Some authors you think of and you imagine them drinking hard, staying up late, and listening to like jazz music or something. Maybe they have interesting parties with friends or something. What you probably don’t imagine is them waking up at the time your cool friends fall asleep.
Whenever you spend a lot of time doing something you love, you’re bound to come across a few things that just bother you. Vacationing, for instance, is wonderful. But you also have to wait on security at the airport. Not fun. Food is also great. But you have to pay for it. Not fun.
A lot of people I know absolutely reject the idea of listening to music while reading, citing total distraction as a consequence of doing so, but I find I get distracted if I'm NOT listening to music, especially if I'm attempting to read in public.
We’re all trying to beat our reading record from last year, and the best way to do that is to adopt some good reading habits. Maybe you invest in a nice reading lamp. Maybe you just bumped up your supply of bookmarks.
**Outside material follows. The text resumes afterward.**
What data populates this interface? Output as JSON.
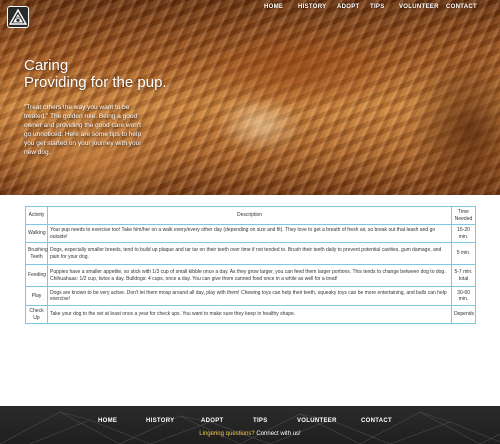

If you're a bookworm, then chances are you know what the blues feel like. By blues I don't mean the sophisicated genre of music your grandparents probably listen to, I mean the sort of invisible, heavy cloak of sadness that we wear in our lives—some every day, and others every so often.
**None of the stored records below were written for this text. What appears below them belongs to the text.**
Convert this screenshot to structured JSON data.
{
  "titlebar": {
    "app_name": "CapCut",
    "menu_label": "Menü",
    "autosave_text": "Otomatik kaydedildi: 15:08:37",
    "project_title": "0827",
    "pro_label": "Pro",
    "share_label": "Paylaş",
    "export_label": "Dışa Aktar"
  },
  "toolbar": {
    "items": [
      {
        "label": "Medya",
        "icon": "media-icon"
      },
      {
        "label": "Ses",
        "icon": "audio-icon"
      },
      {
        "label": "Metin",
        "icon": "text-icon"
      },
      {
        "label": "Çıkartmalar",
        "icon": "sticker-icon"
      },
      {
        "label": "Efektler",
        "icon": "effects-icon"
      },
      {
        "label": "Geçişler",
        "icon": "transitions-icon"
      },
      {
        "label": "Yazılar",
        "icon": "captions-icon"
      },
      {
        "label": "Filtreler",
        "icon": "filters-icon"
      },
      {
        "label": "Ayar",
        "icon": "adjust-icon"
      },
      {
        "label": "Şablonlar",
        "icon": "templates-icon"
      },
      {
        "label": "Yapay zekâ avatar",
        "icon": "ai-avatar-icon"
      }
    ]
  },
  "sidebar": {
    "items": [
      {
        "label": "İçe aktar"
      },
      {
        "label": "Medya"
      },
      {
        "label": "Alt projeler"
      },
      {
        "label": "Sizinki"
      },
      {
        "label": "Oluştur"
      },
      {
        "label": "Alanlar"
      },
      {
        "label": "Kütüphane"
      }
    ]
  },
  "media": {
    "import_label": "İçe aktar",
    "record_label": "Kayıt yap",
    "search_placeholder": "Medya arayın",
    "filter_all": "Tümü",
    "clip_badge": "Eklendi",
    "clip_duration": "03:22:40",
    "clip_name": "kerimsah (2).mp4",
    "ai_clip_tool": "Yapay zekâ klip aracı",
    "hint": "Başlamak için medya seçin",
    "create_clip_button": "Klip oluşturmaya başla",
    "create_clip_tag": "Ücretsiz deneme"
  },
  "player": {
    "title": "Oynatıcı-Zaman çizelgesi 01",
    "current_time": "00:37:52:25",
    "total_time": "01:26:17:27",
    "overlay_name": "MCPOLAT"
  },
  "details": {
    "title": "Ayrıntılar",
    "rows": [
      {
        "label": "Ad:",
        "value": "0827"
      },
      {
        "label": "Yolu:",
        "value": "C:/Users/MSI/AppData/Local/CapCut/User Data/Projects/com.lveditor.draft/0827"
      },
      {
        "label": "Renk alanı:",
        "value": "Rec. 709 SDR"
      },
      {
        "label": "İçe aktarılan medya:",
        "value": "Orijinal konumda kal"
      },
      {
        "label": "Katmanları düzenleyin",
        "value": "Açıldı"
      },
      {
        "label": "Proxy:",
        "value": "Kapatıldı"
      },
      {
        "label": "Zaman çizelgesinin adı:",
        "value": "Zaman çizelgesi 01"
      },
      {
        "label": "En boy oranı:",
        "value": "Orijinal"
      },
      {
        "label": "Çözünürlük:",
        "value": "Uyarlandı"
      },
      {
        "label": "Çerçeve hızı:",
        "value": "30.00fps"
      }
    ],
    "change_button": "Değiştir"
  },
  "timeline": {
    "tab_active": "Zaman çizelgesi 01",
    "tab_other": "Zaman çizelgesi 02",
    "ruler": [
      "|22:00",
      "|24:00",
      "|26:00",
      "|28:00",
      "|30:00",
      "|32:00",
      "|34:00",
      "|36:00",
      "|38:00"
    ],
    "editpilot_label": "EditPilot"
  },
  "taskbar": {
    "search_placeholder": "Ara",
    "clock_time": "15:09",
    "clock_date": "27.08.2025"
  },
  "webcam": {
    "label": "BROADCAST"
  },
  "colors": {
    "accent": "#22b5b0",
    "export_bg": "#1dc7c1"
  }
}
My typical commute could go one of a few different ways. I could be: reading; jamming at a volume my boss and my parents are convinced will deafen me; building elaborate backstories to intriguing people in my subway car; or I've got my eyes closed and I'm dead to the world.
We all know books are cool. Nothing controversial about that statement. You can pick up a book that was written by Aristotle thousands of years ago and have his words in your head as if he’s alive right now, talking to you.
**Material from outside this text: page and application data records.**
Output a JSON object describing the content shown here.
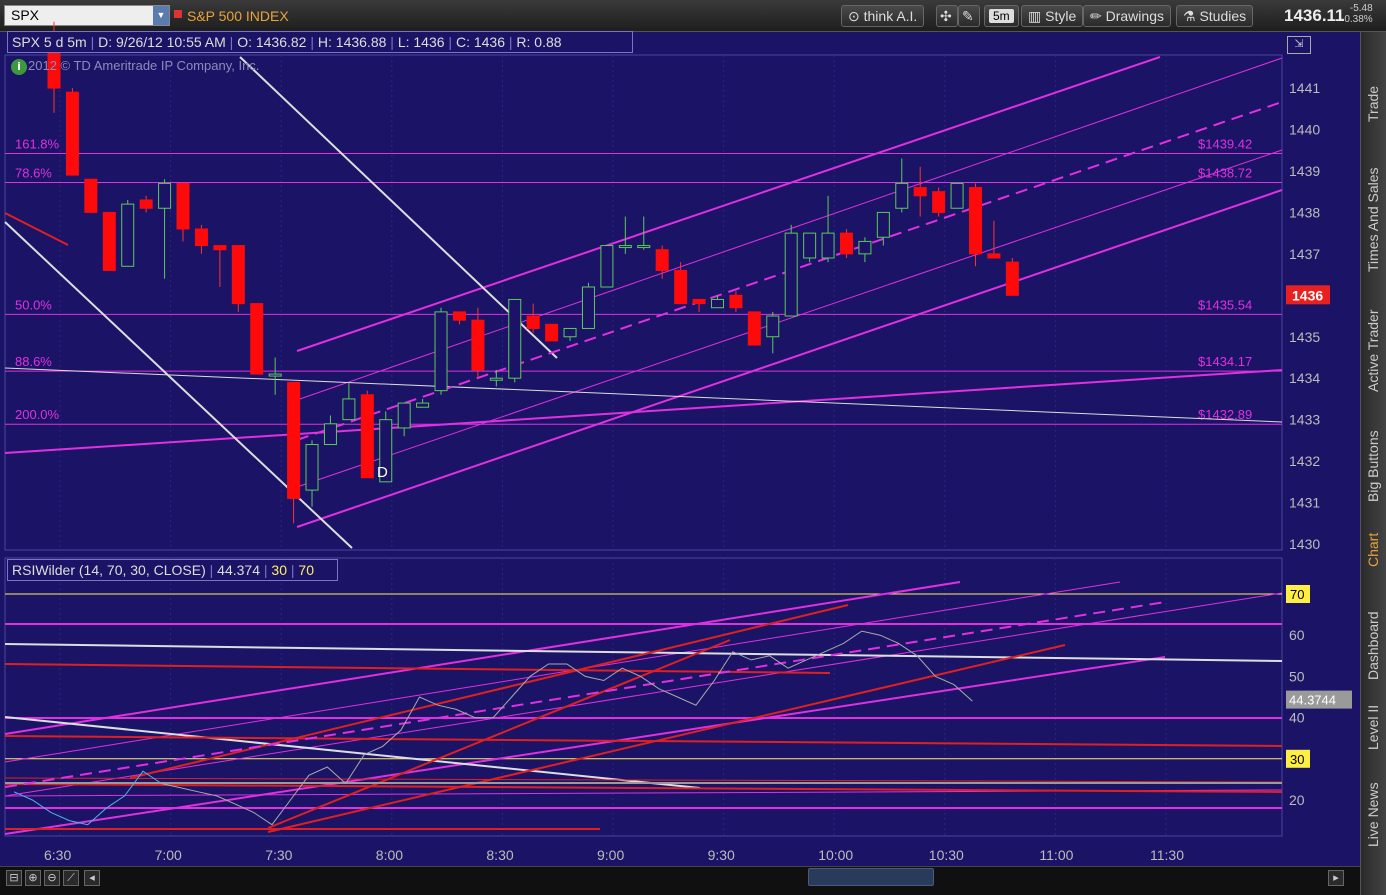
{
  "toolbar": {
    "symbol": "SPX",
    "symbol_description": "S&P 500 INDEX",
    "think_ai_label": "think A.I.",
    "timeframe_label": "5m",
    "style_label": "Style",
    "drawings_label": "Drawings",
    "studies_label": "Studies",
    "last_price": "1436.11",
    "net_change": "-5.48",
    "pct_change": "-0.38%"
  },
  "chart_header": {
    "title": "SPX 5 d 5m",
    "date": "D: 9/26/12 10:55 AM",
    "open": "O: 1436.82",
    "high": "H: 1436.88",
    "low": "L: 1436",
    "close": "C: 1436",
    "range": "R: 0.88"
  },
  "copyright": "2012 © TD Ameritrade IP Company, Inc.",
  "price_axis": {
    "ticks": [
      "1441",
      "1440",
      "1439",
      "1438",
      "1437",
      "1436",
      "1435",
      "1434",
      "1433",
      "1432",
      "1431",
      "1430"
    ],
    "last_badge": "1436"
  },
  "fib_levels": [
    {
      "pct": "161.8%",
      "price": "$1439.42",
      "y": 1439.42
    },
    {
      "pct": "78.6%",
      "price": "$1438.72",
      "y": 1438.72
    },
    {
      "pct": "50.0%",
      "price": "$1435.54",
      "y": 1435.54
    },
    {
      "pct": "88.6%",
      "price": "$1434.17",
      "y": 1434.17
    },
    {
      "pct": "200.0%",
      "price": "$1432.89",
      "y": 1432.89
    }
  ],
  "time_axis": [
    "6:30",
    "7:00",
    "7:30",
    "8:00",
    "8:30",
    "9:00",
    "9:30",
    "10:00",
    "10:30",
    "11:00",
    "11:30"
  ],
  "rsi": {
    "label": "RSIWilder (14, 70, 30, CLOSE)",
    "value": "44.374",
    "overbought": "30",
    "oversold": "70",
    "ticks": [
      "60",
      "50",
      "40",
      "20"
    ],
    "badge_70": "70",
    "badge_30": "30",
    "badge_value": "44.3744"
  },
  "candle_marker": "D",
  "side_tabs": [
    "Trade",
    "Times And Sales",
    "Active Trader",
    "Big Buttons",
    "Chart",
    "Dashboard",
    "Level II",
    "Live News"
  ],
  "colors": {
    "background": "#1b1466",
    "magenta": "#e030e0",
    "up_candle": "#2a6b2a",
    "down_candle": "#ff0a0a",
    "chart_tab_active": "#e8a33a"
  },
  "chart_data": {
    "type": "candlestick",
    "title": "SPX 5 d 5m",
    "xlabel": "",
    "ylabel": "",
    "ylim": [
      1430,
      1441.6
    ],
    "candles": [
      {
        "o": 1442.2,
        "h": 1442.6,
        "l": 1440.4,
        "c": 1441.0
      },
      {
        "o": 1440.9,
        "h": 1441.0,
        "l": 1438.9,
        "c": 1438.9
      },
      {
        "o": 1438.8,
        "h": 1438.8,
        "l": 1438.0,
        "c": 1438.0
      },
      {
        "o": 1438.0,
        "h": 1438.0,
        "l": 1436.6,
        "c": 1436.6
      },
      {
        "o": 1436.7,
        "h": 1438.3,
        "l": 1436.7,
        "c": 1438.2
      },
      {
        "o": 1438.3,
        "h": 1438.4,
        "l": 1438.0,
        "c": 1438.1
      },
      {
        "o": 1438.1,
        "h": 1438.8,
        "l": 1436.4,
        "c": 1438.7
      },
      {
        "o": 1438.7,
        "h": 1438.7,
        "l": 1437.3,
        "c": 1437.6
      },
      {
        "o": 1437.6,
        "h": 1437.7,
        "l": 1437.0,
        "c": 1437.2
      },
      {
        "o": 1437.2,
        "h": 1437.2,
        "l": 1436.2,
        "c": 1437.1
      },
      {
        "o": 1437.2,
        "h": 1437.2,
        "l": 1435.6,
        "c": 1435.8
      },
      {
        "o": 1435.8,
        "h": 1435.8,
        "l": 1434.1,
        "c": 1434.1
      },
      {
        "o": 1434.1,
        "h": 1434.5,
        "l": 1433.6,
        "c": 1434.1
      },
      {
        "o": 1433.9,
        "h": 1433.9,
        "l": 1430.5,
        "c": 1431.1
      },
      {
        "o": 1431.3,
        "h": 1432.5,
        "l": 1430.9,
        "c": 1432.4
      },
      {
        "o": 1432.4,
        "h": 1433.1,
        "l": 1432.4,
        "c": 1432.9
      },
      {
        "o": 1433.0,
        "h": 1433.9,
        "l": 1433.0,
        "c": 1433.5
      },
      {
        "o": 1433.6,
        "h": 1433.7,
        "l": 1431.6,
        "c": 1431.6
      },
      {
        "o": 1431.5,
        "h": 1433.2,
        "l": 1431.5,
        "c": 1433.0
      },
      {
        "o": 1432.8,
        "h": 1433.4,
        "l": 1432.6,
        "c": 1433.4
      },
      {
        "o": 1433.3,
        "h": 1433.5,
        "l": 1433.3,
        "c": 1433.4
      },
      {
        "o": 1433.7,
        "h": 1435.7,
        "l": 1433.6,
        "c": 1435.6
      },
      {
        "o": 1435.6,
        "h": 1435.6,
        "l": 1435.3,
        "c": 1435.4
      },
      {
        "o": 1435.4,
        "h": 1435.7,
        "l": 1434.0,
        "c": 1434.2
      },
      {
        "o": 1434.0,
        "h": 1434.2,
        "l": 1433.8,
        "c": 1434.0
      },
      {
        "o": 1434.0,
        "h": 1435.9,
        "l": 1433.9,
        "c": 1435.9
      },
      {
        "o": 1435.5,
        "h": 1435.8,
        "l": 1435.1,
        "c": 1435.2
      },
      {
        "o": 1435.3,
        "h": 1435.3,
        "l": 1434.9,
        "c": 1434.9
      },
      {
        "o": 1435.0,
        "h": 1435.0,
        "l": 1434.9,
        "c": 1435.2
      },
      {
        "o": 1435.2,
        "h": 1436.3,
        "l": 1435.2,
        "c": 1436.2
      },
      {
        "o": 1436.2,
        "h": 1437.2,
        "l": 1436.2,
        "c": 1437.2
      },
      {
        "o": 1437.2,
        "h": 1437.9,
        "l": 1437.0,
        "c": 1437.2
      },
      {
        "o": 1437.2,
        "h": 1437.9,
        "l": 1437.1,
        "c": 1437.2
      },
      {
        "o": 1437.1,
        "h": 1437.2,
        "l": 1436.4,
        "c": 1436.6
      },
      {
        "o": 1436.6,
        "h": 1436.8,
        "l": 1435.9,
        "c": 1435.8
      },
      {
        "o": 1435.9,
        "h": 1435.8,
        "l": 1435.6,
        "c": 1435.8
      },
      {
        "o": 1435.7,
        "h": 1436.0,
        "l": 1435.7,
        "c": 1435.9
      },
      {
        "o": 1436.0,
        "h": 1436.1,
        "l": 1435.6,
        "c": 1435.7
      },
      {
        "o": 1435.6,
        "h": 1435.6,
        "l": 1434.8,
        "c": 1434.8
      },
      {
        "o": 1435.0,
        "h": 1435.6,
        "l": 1434.6,
        "c": 1435.5
      },
      {
        "o": 1435.5,
        "h": 1437.7,
        "l": 1435.5,
        "c": 1437.5
      },
      {
        "o": 1436.9,
        "h": 1437.5,
        "l": 1436.8,
        "c": 1437.5
      },
      {
        "o": 1436.9,
        "h": 1438.4,
        "l": 1436.8,
        "c": 1437.5
      },
      {
        "o": 1437.5,
        "h": 1437.6,
        "l": 1436.9,
        "c": 1437.0
      },
      {
        "o": 1437.0,
        "h": 1437.4,
        "l": 1436.8,
        "c": 1437.3
      },
      {
        "o": 1437.4,
        "h": 1438.0,
        "l": 1437.2,
        "c": 1438.0
      },
      {
        "o": 1438.1,
        "h": 1439.3,
        "l": 1438.0,
        "c": 1438.7
      },
      {
        "o": 1438.6,
        "h": 1439.1,
        "l": 1437.9,
        "c": 1438.4
      },
      {
        "o": 1438.5,
        "h": 1438.6,
        "l": 1437.9,
        "c": 1438.0
      },
      {
        "o": 1438.1,
        "h": 1438.7,
        "l": 1438.1,
        "c": 1438.7
      },
      {
        "o": 1438.6,
        "h": 1438.7,
        "l": 1436.7,
        "c": 1437.0
      },
      {
        "o": 1437.0,
        "h": 1437.8,
        "l": 1436.9,
        "c": 1436.9
      },
      {
        "o": 1436.8,
        "h": 1436.9,
        "l": 1436.0,
        "c": 1436.0
      }
    ],
    "rsi_values": [
      22,
      20,
      17,
      15,
      14,
      18,
      21,
      27,
      24,
      23,
      22,
      21,
      19,
      17,
      14,
      20,
      26,
      28,
      24,
      31,
      33,
      37,
      45,
      43,
      42,
      40,
      40,
      45,
      50,
      53,
      53,
      50,
      49,
      52,
      50,
      47,
      45,
      43,
      49,
      56,
      54,
      55,
      52,
      54,
      56,
      58,
      61,
      60,
      58,
      55,
      50,
      48,
      44
    ]
  }
}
It’s pretty clear that reading to your baby is the right move. Not only is it the right thing to do, but people are actually... wait for it... reading to their kids. Right? According to the U.S.